LONDON (Reuters) - A posse of plundering pirate cats and a doodling school boy struggling to win the affections of a girl in his class are the central characters in books that won the Roald Dahl Funny Prize, British literary charity Booktrust said on Tuesday.
“Cats Ahoy!” by Peter Bentley and Jim Field won the children aged six and under category. It tells the tale of a gang of cats who seize a ship full of haddock on the high seas.
The daring feline adventurers seize a trawler crammed with the fish by posing as ghosts and manage to allay their owners’ suspicions, with the classic feline phrase “Me? How?”
“Cats marauding as ghost pirates to steal fishy bounty from lily-livered humans?

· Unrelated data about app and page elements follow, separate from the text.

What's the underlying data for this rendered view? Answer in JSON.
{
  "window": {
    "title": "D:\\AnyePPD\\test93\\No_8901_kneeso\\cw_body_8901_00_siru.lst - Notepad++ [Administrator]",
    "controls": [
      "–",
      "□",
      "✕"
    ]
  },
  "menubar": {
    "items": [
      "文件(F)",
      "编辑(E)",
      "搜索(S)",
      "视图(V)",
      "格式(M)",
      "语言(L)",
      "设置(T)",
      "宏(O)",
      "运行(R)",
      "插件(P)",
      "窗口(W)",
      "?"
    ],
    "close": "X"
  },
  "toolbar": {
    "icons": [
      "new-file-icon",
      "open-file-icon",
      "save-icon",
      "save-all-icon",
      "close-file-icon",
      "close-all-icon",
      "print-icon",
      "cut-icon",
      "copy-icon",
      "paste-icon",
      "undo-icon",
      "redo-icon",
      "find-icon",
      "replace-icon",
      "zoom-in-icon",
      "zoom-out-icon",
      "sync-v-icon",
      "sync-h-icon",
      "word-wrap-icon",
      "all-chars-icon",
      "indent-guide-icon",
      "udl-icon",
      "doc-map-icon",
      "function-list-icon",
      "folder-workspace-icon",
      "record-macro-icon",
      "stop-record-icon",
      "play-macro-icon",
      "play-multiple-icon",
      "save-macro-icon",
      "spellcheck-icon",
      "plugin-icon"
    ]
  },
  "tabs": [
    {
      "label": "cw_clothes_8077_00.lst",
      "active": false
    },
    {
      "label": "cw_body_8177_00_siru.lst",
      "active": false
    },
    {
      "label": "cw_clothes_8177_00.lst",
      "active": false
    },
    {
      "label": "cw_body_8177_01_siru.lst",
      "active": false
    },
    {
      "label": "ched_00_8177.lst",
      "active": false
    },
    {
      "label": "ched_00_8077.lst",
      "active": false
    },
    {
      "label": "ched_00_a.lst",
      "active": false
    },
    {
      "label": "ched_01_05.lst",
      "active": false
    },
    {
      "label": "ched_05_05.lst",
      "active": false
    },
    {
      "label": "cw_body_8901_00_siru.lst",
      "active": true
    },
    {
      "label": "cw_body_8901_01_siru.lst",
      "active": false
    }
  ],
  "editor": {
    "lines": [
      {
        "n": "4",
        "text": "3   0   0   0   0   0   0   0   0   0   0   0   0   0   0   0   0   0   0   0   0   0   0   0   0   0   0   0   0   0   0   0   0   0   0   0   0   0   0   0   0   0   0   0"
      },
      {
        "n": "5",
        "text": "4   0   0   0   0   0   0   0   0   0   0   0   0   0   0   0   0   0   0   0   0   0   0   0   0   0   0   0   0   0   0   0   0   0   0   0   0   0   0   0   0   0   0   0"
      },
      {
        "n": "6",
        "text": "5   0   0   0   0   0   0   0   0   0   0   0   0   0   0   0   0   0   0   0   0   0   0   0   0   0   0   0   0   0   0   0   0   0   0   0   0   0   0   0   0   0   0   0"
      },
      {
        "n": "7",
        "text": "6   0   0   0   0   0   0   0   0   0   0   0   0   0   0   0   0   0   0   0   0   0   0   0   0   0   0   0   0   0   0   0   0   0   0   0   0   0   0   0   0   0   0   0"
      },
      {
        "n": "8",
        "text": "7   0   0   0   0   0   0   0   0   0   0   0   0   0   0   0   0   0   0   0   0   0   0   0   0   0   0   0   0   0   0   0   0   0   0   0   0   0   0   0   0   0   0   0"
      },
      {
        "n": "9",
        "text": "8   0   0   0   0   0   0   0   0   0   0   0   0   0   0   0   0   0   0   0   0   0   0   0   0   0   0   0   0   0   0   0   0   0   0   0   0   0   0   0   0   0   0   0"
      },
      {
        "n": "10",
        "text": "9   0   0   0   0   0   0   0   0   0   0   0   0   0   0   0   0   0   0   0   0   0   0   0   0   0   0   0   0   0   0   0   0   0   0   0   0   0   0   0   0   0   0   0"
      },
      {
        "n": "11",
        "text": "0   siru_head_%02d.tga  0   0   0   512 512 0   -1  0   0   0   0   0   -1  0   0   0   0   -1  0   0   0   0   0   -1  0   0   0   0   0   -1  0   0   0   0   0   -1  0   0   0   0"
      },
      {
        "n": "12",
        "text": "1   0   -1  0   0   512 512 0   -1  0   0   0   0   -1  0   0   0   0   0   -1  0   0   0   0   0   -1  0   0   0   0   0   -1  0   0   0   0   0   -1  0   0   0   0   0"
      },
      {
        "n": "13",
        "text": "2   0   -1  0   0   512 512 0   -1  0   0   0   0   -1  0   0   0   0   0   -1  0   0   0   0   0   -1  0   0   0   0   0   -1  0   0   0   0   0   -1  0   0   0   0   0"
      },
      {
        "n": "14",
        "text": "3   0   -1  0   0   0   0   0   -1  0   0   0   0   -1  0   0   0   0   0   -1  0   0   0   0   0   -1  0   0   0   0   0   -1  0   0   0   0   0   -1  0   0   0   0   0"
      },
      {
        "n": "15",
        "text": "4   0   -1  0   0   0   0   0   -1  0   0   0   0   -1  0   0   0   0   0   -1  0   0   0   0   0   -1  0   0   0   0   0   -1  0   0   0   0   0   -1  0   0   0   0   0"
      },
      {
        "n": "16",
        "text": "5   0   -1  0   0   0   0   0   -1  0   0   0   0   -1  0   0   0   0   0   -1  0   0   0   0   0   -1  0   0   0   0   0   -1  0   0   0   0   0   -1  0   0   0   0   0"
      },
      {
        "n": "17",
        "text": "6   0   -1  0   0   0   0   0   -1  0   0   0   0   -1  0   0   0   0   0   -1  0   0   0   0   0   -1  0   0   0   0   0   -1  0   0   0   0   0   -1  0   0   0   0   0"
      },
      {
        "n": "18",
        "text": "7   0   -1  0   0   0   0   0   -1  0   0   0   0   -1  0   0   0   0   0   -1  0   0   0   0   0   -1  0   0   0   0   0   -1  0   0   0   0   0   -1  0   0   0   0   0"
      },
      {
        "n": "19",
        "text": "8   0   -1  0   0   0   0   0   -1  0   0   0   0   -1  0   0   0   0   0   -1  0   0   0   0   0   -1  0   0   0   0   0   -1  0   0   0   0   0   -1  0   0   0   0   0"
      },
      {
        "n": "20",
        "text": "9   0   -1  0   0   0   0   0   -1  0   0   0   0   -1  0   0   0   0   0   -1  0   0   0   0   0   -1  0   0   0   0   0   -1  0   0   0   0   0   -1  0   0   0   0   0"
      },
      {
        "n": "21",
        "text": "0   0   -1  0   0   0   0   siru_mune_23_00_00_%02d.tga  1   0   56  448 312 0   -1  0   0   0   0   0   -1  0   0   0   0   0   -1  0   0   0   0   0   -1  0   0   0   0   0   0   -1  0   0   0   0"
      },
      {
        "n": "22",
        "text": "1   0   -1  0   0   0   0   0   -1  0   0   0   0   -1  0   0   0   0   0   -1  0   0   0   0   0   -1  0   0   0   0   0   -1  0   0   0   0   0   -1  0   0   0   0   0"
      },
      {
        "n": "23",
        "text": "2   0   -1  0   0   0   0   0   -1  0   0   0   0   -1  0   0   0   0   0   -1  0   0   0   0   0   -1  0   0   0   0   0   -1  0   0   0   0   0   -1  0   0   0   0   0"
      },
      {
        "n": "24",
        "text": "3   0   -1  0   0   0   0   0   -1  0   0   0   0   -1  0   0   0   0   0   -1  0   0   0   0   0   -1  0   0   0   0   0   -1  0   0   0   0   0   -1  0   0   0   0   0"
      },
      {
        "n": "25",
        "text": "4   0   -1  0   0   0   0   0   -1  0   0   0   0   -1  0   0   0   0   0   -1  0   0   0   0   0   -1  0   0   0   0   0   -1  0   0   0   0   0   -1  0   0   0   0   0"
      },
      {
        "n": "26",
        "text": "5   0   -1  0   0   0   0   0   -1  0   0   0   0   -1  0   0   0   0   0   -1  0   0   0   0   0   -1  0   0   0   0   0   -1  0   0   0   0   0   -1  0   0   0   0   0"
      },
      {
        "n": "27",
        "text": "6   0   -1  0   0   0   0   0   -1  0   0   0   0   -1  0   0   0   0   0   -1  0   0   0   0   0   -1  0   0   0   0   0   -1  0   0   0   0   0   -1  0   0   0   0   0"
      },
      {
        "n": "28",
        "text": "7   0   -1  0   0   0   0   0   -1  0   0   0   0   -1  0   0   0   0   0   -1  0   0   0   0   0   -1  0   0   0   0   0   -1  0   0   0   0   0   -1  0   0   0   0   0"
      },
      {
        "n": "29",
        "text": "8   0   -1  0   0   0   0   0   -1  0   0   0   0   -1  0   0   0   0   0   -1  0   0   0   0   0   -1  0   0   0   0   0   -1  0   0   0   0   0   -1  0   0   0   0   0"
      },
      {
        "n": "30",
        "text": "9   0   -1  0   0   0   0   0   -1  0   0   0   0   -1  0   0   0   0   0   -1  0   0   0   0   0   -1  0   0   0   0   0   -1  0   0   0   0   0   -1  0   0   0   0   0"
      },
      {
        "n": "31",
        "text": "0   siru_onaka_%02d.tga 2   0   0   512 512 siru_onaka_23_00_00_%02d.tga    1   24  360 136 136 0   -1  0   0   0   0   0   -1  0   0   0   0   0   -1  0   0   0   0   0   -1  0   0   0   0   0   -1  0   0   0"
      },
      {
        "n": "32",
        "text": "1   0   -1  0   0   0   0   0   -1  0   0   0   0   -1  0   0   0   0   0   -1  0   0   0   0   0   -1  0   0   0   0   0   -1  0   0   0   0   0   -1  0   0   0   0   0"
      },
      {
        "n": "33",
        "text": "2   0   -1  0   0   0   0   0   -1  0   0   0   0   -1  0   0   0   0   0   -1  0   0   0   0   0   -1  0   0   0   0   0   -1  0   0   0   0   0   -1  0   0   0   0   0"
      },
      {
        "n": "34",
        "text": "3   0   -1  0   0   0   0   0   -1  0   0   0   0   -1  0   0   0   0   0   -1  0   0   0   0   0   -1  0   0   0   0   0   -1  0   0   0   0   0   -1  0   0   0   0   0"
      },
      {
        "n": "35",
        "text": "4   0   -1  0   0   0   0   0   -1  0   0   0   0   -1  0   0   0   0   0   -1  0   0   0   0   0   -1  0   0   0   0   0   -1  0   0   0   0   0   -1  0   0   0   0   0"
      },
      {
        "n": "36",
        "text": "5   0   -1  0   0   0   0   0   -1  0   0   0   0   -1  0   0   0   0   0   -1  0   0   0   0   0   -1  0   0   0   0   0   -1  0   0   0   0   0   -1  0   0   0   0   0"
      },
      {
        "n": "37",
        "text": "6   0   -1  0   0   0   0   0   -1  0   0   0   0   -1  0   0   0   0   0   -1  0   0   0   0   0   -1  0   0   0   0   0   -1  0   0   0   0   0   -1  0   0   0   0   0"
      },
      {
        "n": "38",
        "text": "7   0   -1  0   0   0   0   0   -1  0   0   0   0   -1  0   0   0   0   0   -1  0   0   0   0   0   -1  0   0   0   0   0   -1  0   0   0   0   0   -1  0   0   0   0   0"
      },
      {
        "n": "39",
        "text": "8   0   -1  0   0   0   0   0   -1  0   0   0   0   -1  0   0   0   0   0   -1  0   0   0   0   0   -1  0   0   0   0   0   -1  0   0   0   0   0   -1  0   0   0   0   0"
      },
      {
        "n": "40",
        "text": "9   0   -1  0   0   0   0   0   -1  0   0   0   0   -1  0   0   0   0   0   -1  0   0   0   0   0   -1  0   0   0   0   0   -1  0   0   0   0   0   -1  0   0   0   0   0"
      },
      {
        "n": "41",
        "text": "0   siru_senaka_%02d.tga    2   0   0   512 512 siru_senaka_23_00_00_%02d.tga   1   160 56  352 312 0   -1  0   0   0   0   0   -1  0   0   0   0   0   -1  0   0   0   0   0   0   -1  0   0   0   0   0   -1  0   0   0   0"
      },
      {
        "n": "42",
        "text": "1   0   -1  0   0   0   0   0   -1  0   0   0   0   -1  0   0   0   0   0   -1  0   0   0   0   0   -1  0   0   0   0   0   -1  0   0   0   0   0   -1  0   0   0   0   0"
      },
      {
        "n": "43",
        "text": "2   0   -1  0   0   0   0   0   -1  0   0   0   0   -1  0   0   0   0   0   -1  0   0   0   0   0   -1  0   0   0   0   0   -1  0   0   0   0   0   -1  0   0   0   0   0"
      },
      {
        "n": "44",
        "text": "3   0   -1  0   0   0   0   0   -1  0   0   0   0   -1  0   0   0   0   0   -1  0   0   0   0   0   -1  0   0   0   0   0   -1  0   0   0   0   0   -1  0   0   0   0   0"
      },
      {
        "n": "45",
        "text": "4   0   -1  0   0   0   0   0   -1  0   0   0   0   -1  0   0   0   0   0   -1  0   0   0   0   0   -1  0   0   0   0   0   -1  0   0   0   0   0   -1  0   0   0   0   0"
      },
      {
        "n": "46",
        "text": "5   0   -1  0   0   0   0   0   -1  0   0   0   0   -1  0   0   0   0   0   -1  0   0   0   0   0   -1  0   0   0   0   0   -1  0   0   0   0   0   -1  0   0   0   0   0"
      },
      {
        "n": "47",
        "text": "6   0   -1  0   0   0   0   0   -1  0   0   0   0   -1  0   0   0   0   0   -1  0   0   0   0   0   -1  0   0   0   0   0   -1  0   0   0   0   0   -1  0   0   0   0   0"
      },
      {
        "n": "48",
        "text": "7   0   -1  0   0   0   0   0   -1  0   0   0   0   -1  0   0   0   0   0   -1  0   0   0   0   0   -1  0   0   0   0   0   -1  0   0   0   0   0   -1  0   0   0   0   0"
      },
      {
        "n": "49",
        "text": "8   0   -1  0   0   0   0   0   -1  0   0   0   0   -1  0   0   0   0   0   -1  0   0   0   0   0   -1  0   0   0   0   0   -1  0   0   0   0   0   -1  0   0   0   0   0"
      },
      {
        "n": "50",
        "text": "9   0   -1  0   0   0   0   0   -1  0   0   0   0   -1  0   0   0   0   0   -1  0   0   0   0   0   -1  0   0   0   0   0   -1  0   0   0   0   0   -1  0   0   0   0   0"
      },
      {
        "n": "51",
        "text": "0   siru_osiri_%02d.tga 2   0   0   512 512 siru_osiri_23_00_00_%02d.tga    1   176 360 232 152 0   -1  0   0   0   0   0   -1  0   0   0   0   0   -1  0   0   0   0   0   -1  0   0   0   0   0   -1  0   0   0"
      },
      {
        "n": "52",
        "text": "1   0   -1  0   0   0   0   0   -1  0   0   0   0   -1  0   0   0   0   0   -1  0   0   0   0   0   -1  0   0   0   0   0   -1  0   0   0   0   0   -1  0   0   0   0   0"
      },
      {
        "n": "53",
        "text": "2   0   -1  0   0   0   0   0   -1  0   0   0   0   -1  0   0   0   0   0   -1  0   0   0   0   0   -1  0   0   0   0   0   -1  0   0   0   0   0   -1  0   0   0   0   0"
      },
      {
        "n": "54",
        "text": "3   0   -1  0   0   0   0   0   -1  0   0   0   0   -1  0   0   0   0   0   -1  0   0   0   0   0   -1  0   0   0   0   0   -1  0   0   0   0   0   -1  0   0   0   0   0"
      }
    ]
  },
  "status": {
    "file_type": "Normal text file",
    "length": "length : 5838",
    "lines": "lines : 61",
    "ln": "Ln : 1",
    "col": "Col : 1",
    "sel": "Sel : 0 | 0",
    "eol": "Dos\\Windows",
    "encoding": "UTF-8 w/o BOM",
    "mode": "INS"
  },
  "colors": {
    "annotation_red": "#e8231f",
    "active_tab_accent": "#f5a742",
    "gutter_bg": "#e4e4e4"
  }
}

What more do you want from a funny book.... The book had the judges in fits of giggles,” said Michael Rosen, chair of the judging panel.
“The Brilliant World of Tom Gates,” which picked up the seven to 14-year old award, finds the eponymous protagonist scribbling his way through school as he tries to annoy one neighbor Marcus Meldrew, and impress another, Sophie Porter.
The hapless boy daydreams and draws his way through lessons, comes up with excuses for late homework, and is rumbled as the author of fake letter’s from home to the teacher at an agonizing parents’ evening.
The prize inspired by Dahl, author of children’s classics “Charlie and the Chocolate Factory” and “Fantastic Mr. Fox,” was established by Michael Rosen when he was Children’s Laureate to celebrate humor in children’s literature.
Booktrust is a UK charity dedicated to encouraging people of all ages and cultures to engage with books.
Reporting by Simon Falush, editing by Paul Casciato